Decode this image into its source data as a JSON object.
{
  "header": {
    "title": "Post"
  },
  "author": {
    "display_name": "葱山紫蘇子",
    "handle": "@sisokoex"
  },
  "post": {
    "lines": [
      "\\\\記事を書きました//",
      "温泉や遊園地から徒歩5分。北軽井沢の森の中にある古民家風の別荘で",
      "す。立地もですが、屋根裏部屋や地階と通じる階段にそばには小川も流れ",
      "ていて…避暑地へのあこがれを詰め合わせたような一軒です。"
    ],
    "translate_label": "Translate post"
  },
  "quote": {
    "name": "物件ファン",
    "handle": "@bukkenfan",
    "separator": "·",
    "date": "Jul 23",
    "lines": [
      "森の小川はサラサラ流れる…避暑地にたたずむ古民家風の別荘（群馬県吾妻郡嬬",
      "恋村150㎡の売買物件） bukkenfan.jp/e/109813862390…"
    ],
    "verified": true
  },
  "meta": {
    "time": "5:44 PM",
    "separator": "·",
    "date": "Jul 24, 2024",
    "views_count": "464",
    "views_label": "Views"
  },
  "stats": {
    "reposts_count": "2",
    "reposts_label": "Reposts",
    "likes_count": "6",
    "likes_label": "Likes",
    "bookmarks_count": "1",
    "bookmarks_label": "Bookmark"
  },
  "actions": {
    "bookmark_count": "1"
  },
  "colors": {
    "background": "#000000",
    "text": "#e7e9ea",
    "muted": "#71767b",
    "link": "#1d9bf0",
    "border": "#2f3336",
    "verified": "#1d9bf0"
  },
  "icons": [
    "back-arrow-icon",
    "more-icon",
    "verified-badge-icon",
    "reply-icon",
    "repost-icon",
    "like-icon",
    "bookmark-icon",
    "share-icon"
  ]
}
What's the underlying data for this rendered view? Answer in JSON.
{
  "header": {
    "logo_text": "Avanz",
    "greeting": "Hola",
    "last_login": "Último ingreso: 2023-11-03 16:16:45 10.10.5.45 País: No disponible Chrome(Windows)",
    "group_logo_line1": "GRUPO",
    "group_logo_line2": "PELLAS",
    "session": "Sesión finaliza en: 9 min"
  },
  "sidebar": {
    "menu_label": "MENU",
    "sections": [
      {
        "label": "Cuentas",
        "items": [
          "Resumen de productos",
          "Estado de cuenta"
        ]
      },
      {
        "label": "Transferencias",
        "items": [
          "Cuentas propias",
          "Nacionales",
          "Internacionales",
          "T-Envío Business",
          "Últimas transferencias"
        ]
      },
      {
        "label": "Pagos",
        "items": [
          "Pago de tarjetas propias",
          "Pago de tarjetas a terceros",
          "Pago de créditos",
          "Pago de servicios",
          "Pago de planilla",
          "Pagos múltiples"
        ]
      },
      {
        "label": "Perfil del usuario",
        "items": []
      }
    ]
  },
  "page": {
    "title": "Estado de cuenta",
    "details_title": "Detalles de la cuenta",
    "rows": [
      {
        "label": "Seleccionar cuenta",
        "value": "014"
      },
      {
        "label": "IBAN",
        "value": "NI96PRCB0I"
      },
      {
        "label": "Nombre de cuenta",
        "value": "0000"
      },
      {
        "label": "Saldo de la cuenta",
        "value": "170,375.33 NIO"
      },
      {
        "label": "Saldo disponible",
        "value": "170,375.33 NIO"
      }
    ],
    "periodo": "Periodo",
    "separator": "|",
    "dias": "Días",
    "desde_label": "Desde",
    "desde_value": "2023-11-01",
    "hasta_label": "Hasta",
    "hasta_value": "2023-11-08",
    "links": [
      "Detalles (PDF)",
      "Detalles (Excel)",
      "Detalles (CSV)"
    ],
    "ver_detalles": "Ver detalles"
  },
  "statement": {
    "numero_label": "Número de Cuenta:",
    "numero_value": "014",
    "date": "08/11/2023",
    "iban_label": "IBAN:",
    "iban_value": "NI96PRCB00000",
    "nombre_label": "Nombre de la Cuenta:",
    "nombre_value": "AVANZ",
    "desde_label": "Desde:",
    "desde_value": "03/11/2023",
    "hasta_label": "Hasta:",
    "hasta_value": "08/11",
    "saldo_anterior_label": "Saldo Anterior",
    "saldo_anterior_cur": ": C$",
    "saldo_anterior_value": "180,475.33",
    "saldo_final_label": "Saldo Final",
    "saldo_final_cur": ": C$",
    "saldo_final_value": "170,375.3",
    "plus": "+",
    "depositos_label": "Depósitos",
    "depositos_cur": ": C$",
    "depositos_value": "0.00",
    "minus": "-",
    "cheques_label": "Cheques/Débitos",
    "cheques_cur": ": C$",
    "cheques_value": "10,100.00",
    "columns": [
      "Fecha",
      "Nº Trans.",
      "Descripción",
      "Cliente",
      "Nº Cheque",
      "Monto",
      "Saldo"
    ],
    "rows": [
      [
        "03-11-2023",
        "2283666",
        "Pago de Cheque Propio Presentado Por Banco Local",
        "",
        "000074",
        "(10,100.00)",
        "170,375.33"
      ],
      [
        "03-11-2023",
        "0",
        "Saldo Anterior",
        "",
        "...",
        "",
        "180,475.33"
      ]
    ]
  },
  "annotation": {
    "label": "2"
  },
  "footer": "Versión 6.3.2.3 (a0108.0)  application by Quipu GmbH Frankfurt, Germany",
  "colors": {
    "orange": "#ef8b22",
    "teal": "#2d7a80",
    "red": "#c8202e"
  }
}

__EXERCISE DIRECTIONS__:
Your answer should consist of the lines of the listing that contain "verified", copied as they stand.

__TASK OUTPUT__:
    "verified": true
    "verified": "#1d9bf0"
    "verified-badge-icon",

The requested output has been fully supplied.